Women with gestational diabetes at risk for postpartum depression
Researchers at the National Institutes of Health have discovered a two-way link between depression and gestational diabetes. Women who reported feeling depressed during the first two trimesters of pregnancy were nearly twice as likely to develop gestational diabetes, according to an analysis of pregnancy records. Conversely, a separate analysis found that women who developed gestational diabetes were more likely to report postpartum depression six weeks after giving birth, compared to a similar group of women who did not develop gestational diabetes.
The study was published online in Diabetologia.
Gestational diabetes is a form of diabetes (high blood sugar level) occurring only in pregnancy, which if untreated may cause serious health problems for mother and infant.
“Our data suggest that depression and gestational diabetes may occur together,” said the study’s first author, Stefanie Hinkle, Ph.D., staff scientist in the Division of Intramural Population Health Research at the NIH’s Eunice Kennedy Shriver National Institute of Child Health and Human Development (NICHD). “Until we learn more, physicians may want to consider observing pregnant women with depressive symptoms for signs of gestational diabetes. They also may want to monitor women who have had gestational diabetes for signs of postpartum depression.”
Although obesity is known to increase the risk for gestational diabetes, the likelihood of gestational diabetes was higher for non-obese women reporting depression than for obese women with depression.

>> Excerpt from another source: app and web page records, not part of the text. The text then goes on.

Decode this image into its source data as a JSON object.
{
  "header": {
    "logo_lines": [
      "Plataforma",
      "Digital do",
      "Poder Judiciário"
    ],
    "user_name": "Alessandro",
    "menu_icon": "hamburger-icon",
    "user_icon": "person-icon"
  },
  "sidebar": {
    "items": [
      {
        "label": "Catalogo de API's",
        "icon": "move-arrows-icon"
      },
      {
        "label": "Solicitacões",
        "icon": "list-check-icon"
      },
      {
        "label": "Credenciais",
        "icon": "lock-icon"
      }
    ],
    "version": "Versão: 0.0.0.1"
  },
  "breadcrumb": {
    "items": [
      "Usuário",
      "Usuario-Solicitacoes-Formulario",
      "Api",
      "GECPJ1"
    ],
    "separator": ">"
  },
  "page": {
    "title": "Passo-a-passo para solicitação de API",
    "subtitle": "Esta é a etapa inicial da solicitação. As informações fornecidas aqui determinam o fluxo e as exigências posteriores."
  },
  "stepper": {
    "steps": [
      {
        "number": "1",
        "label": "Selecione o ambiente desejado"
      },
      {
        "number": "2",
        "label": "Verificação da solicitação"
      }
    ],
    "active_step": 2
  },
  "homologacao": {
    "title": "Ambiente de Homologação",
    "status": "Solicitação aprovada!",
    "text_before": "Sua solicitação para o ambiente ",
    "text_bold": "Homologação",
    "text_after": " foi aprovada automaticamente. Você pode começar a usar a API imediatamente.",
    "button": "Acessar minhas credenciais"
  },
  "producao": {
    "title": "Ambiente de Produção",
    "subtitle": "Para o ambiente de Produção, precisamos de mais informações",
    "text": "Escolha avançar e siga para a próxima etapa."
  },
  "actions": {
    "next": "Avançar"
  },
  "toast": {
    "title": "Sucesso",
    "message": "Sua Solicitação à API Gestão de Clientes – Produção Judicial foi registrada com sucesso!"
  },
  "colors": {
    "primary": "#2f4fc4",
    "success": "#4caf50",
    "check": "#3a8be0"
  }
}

The researchers analyzed pregnancy records from the NICHD Fetal Growth Studies-Singleton Cohort, which tracked the progress of thousands of pregnancies, to understand the patterns of fetal growth. The study enrolled 2,334 non-obese and 468 obese women in weeks eight to 13 of pregnancy. The women responded to questionnaires on symptoms of depression when they enrolled in the study, again between the 16th and 22nd week of pregnancy, and then six weeks after giving birth. The researchers also reviewed the women’s records to identify who had developed gestational diabetes.
“Of particular note, persistent depression from the first to second trimester set women at even greater risk for gestational diabetes” said the study’s senior author, Cuilin Zhang, M.D., Ph.D, in the Division of Intramural Population Health Research at NICHD. Women who had the highest scores for depression in the first and second trimesters—about 17 percent—had nearly triple the risk for gestational diabetes when compared to women who had lower depression scores.
“Our results suggest it would be a good idea for clinicians to pay particular attention to women with high depression scores when evaluating the risk of gestational diabetes,” Dr. Zhang added.
Although obesity increases the risk for gestational diabetes, non-obese women with high depression scores had nearly triple the risk for gestational diabetes than the other women in the study. Depression did not appear to increase the risk for gestational diabetes among obese women.
Currently, the American College of Obstetricians and Gynecologists recommends that physicians screen patients at least once for depression during the perinatal period (22 weeks of pregnancy through 7 days after birth.)
The researchers also found a higher risk for postpartum depression among the women who had gestational diabetes. Of the women who developed gestational diabetes, nearly 15 percent experienced depressive symptoms after birth, which was more than four times that of women who had not had gestational diabetes.
Dr. Hinkle stressed that the study was not able to prove a cause and effect relationship between symptoms of depression and gestational diabetes. The researchers added that earlier studies have shown that depression is associated with impaired glucose metabolism that may lead to higher blood sugar levels. Similarly, high blood sugar levels may lead to inflammation, hormonal, and other changes that could lead to symptoms of depression.
About the Eunice Kennedy Shriver National Institute of Child Health and Human Development (NICHD): NICHD conducts and supports research in the United States and throughout the world on fetal, infant and child development; maternal, child and family health; reproductive biology and population issues; and medical rehabilitation. For more information, visit NICHD’s website.
About the National Institutes of Health (NIH): NIH, the nation's medical research agency, includes 27 Institutes and Centers and is a component of the U.S. Department of Health and Human Services. NIH is the primary federal agency conducting and supporting basic, clinical, and translational medical research, and is investigating the causes, treatments, and cures for both common and rare diseases. For more information about NIH and its programs, visit http://www.nih.gov.